Monday, 30 April 2012

Heidi Hinder: Medals for a Museologist

 Heidi Hinder
'Medals for a Museologist'

Heidi Hinder
Detail from 'Medals for a Museologist'

Here is the first in a series of blog posts showcasing some of the work that is going to be on show in the forthcoming 'Donning Oxford' exhibition at the O3 Gallery, Oxford.

This post focuses on the beautiful work of Heidi Hinder.

Tuesday, 10 April 2012

The Exhibition!!

Here is the official flyer for the exhibition 'Donning Oxford'. The image on the poster is of a new piece of work created specifically for the show by Farrah Al-Dujaili. We will be showcasing more new work by our selected jewellers in the lead up to this very special exhibition, so be sure not to miss them!!

Monday, 2 April 2012

Emily Bullock: Oxford Inspiration

'I instantly knew how I was going to approach my new collection for Donning Oxford. Recent Master’s work has helped to provide me with a studio methodology that I could apply to future projects…

The first stage of the process was to visit Oxford and take some inspirational photographs, being sensitive to particular forms, colours and compositions that caught my eye. 

 High Street, Oxford, photograph by Emily Bullock

The second stage was to collate these photographs into a book from which I could begin sketching initial shapes, forms and patterns; these provided the base templates of my pieces. The colour palette was also derived from my images from Oxford; the clashing terracotta’s and pastels that enveloped the houses evoked an immediate source of stimulus. I have an innate compulsion to place colours together that ordinarily would clash or be seen to be garish.

Buliding detail, photograph Emily Bullock

Building detail, photograph Emily Bullock

The third stage was material research. I began looking into products and materials which are traditionally linked with Oxford. There was one item I stumbled across which immediately intrigued me, ‘the Oxford shoe’. As I love to wear brogues in my day to day life I was amused by the idea of deconstructing an oxford shoe and thus using it in my pieces. From finding out that ‘the Oxford shoe’ was originally associated with Oxford University, I began looking into the academic dress of this established educational institution. The ‘matriculation ceremony’, a formal process of entering the University, sees every undergraduate wearing a cap and gown, a bow tie (for men) and a black ribbon (for women). I also discovered that during the examination period, students wear three colours of carnations: white for the beginning of exams, pink for midway and red for the last day. All of these aspects of research have helped to motivate each of my designs.

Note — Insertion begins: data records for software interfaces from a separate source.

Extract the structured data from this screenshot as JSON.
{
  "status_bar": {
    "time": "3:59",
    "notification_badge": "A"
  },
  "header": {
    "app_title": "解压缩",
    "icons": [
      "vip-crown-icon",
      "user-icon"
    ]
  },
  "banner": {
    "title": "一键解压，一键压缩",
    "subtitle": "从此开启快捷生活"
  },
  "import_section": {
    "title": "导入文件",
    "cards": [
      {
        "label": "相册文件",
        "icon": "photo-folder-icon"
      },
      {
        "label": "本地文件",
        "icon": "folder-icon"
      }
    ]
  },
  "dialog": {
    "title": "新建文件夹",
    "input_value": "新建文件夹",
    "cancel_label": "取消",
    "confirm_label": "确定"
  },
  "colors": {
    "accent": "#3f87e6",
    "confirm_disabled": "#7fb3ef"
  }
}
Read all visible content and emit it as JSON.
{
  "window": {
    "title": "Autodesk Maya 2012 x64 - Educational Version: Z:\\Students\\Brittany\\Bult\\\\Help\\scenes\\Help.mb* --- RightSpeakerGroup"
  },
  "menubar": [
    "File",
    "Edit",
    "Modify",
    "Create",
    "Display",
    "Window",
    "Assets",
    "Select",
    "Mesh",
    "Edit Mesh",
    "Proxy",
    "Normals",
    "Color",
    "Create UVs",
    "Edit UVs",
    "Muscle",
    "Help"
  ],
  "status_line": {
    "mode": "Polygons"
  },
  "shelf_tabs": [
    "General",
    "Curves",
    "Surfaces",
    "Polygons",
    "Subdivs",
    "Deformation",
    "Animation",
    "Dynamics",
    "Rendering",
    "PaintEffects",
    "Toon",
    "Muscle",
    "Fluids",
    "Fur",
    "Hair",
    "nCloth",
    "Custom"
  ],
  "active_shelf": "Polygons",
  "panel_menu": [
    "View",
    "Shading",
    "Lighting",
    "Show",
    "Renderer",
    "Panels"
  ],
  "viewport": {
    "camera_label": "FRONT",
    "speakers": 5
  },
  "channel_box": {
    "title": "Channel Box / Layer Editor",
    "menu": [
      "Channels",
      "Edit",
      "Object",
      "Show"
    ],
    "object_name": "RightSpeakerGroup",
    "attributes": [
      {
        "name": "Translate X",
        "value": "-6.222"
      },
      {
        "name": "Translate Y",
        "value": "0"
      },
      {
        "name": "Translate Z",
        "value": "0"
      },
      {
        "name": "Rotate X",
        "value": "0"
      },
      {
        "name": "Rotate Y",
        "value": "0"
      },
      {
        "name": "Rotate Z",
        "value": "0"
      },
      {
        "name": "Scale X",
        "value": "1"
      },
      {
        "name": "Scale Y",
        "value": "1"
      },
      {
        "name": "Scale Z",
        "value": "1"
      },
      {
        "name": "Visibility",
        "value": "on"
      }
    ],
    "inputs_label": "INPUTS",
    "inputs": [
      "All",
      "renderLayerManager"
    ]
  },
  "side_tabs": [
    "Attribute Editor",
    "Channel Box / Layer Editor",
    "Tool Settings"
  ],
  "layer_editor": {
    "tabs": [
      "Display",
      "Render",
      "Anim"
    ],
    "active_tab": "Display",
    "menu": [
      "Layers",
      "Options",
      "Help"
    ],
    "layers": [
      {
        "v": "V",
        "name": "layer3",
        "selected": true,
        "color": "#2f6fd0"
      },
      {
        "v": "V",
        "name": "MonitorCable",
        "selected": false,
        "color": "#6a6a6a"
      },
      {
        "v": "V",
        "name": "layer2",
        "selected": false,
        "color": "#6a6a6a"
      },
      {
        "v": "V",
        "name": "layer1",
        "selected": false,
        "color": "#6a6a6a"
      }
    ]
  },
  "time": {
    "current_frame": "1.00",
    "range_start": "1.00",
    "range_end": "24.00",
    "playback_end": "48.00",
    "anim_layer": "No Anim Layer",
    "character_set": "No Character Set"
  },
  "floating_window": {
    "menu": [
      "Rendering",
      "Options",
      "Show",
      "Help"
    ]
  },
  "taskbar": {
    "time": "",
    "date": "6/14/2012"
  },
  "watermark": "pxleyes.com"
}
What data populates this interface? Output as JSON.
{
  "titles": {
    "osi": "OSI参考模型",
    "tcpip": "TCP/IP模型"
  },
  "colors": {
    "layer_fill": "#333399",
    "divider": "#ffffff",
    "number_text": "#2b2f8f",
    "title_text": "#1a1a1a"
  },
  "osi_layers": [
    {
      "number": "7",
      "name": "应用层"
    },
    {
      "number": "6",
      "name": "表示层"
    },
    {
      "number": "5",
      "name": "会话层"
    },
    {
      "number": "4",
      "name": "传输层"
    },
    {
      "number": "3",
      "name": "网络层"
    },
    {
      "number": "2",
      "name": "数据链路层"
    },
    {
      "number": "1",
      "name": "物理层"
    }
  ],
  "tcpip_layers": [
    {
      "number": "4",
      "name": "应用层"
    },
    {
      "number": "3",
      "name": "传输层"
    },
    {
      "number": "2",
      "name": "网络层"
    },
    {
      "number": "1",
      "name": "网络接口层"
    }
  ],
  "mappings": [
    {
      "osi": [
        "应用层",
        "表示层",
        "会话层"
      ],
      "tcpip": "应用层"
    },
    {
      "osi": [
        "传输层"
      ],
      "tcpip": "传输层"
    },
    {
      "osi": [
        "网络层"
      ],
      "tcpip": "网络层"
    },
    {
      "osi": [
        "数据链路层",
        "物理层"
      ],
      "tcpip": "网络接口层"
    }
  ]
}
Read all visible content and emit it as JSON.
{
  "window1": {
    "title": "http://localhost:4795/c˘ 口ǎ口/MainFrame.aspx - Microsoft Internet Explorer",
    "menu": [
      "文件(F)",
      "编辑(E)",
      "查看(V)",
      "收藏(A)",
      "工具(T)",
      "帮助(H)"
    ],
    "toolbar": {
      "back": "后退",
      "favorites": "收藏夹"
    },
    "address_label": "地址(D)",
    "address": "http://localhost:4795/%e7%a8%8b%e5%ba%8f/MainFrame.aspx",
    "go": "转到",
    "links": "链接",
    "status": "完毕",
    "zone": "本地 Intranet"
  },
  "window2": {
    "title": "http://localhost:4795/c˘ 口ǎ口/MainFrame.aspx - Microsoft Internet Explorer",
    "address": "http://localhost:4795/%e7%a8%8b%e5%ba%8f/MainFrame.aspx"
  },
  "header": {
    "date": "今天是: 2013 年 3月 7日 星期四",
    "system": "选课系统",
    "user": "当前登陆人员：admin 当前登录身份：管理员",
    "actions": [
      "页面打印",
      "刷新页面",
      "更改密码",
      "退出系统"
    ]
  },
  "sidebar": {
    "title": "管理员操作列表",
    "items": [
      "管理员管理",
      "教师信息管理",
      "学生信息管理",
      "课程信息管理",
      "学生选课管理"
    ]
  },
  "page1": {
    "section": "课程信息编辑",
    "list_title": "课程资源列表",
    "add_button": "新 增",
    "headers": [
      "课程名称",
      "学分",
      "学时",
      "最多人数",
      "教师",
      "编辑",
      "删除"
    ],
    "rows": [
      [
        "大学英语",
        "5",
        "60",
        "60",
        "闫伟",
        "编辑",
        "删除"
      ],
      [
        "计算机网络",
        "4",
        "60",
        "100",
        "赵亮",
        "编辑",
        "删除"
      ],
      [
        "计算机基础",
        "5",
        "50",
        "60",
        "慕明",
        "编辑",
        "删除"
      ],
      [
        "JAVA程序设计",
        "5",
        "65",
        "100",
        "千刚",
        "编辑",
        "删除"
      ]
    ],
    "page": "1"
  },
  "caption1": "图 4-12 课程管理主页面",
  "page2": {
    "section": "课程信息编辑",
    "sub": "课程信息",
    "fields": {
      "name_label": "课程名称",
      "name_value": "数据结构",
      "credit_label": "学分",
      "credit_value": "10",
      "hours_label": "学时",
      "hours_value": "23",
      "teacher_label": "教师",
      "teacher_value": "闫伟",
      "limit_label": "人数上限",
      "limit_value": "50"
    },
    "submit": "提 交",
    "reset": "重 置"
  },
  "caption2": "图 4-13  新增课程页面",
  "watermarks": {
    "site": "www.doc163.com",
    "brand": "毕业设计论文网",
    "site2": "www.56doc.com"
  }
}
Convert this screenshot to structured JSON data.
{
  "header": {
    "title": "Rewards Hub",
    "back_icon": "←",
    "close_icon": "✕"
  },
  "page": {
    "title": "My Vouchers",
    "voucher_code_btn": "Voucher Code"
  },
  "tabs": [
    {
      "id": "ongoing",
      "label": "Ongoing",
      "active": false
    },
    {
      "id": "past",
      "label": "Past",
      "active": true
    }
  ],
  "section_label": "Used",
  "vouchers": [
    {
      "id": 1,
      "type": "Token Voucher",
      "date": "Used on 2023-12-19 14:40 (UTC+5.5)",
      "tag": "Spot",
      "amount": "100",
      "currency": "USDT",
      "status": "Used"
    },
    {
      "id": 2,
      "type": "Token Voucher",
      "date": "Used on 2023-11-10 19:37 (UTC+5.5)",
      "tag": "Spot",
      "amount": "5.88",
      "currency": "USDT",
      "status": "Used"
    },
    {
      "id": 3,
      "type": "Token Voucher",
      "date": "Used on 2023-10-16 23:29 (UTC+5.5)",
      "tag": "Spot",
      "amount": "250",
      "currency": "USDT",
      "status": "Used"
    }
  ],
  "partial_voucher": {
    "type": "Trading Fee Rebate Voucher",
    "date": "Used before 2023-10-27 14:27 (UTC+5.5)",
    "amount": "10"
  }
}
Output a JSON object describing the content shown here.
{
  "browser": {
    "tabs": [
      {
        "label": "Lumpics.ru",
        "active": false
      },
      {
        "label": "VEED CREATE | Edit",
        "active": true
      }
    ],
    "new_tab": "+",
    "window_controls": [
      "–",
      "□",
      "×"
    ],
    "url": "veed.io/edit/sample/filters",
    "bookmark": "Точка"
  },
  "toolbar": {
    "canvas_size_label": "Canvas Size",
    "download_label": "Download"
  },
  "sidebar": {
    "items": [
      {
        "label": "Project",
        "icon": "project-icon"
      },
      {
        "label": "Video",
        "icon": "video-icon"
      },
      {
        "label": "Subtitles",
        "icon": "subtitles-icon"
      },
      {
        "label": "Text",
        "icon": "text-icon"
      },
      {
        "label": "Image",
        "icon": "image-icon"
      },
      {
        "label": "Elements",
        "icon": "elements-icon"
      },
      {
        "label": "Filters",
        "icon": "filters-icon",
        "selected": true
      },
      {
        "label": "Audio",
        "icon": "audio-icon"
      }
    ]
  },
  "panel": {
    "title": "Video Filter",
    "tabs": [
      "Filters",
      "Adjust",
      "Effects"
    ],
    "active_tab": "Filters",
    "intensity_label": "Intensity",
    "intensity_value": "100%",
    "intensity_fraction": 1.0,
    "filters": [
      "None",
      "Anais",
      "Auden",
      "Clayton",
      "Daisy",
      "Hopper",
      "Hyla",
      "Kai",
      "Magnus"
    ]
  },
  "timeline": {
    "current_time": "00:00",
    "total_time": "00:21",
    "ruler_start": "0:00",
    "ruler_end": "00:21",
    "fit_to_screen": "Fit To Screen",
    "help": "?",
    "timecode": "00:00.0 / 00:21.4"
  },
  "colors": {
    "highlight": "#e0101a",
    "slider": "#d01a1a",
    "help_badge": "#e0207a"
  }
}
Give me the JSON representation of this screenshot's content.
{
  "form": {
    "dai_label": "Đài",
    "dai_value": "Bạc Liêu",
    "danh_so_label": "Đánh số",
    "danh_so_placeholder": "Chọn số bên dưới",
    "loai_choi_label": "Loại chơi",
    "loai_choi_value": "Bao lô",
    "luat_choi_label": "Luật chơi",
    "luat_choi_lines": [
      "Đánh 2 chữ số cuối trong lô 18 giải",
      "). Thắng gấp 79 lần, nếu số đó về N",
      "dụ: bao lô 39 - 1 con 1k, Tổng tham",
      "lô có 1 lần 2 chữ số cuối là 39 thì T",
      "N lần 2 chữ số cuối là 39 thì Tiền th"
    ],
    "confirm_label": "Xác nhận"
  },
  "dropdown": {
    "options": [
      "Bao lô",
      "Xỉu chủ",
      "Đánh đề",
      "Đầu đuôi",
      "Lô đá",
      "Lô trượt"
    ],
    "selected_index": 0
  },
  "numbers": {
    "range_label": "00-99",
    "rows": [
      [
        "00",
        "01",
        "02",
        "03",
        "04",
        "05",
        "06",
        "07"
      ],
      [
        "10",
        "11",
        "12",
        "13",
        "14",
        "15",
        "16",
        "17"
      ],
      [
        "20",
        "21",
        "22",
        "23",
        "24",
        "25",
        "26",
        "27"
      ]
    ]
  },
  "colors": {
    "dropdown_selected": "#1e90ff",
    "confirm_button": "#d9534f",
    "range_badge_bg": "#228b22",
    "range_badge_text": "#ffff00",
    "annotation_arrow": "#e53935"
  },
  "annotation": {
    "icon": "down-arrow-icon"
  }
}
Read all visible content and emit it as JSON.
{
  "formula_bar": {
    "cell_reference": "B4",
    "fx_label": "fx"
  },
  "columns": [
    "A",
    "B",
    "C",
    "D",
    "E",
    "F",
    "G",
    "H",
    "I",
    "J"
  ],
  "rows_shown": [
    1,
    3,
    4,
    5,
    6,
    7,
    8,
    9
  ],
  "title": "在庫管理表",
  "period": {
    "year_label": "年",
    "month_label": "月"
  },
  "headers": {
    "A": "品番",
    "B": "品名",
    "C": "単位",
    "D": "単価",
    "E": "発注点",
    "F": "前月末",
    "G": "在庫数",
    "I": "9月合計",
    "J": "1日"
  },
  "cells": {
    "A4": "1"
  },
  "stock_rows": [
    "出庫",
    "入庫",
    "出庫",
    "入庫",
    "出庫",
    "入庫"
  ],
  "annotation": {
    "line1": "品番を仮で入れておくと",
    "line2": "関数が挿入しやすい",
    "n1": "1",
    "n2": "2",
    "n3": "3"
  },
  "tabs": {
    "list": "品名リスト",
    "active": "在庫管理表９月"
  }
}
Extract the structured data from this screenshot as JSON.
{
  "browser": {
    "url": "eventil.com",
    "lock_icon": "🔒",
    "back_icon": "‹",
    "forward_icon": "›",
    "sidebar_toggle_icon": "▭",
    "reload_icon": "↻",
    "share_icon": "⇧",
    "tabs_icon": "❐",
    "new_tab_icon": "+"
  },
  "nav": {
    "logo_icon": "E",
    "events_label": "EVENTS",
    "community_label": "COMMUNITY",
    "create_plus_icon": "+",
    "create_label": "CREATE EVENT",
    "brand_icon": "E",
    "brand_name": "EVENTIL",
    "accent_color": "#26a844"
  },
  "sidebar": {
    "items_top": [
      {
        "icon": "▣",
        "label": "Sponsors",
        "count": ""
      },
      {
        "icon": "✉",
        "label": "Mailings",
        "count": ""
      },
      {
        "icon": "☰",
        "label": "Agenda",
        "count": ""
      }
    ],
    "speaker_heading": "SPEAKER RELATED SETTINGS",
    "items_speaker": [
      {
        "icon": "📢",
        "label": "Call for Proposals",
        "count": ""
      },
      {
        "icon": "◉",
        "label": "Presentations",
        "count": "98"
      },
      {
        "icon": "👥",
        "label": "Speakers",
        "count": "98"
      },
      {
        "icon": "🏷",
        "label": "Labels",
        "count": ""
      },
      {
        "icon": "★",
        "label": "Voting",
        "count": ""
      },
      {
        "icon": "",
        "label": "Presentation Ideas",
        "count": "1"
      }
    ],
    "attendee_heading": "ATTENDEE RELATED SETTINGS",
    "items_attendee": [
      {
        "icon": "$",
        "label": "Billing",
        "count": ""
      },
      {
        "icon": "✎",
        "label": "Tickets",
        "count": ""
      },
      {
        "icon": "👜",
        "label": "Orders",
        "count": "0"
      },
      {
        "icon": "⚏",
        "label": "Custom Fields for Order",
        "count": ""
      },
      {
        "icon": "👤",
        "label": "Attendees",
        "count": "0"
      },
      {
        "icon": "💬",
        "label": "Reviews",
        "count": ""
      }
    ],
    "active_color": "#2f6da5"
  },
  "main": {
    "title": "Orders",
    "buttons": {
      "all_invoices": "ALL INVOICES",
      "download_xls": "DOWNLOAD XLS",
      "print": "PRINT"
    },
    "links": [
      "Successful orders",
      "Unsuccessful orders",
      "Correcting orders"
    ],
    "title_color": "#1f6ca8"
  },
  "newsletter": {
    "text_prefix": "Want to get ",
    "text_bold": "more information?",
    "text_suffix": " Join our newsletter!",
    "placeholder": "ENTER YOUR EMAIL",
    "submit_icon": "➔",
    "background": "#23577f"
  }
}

I am currently producing a series of brooches which encapsulate all of the above. More traditional techniques such as hand piercing and soldering are being combined with more modern processes such as 2D design, laser marking, PUC welding and spray painting'.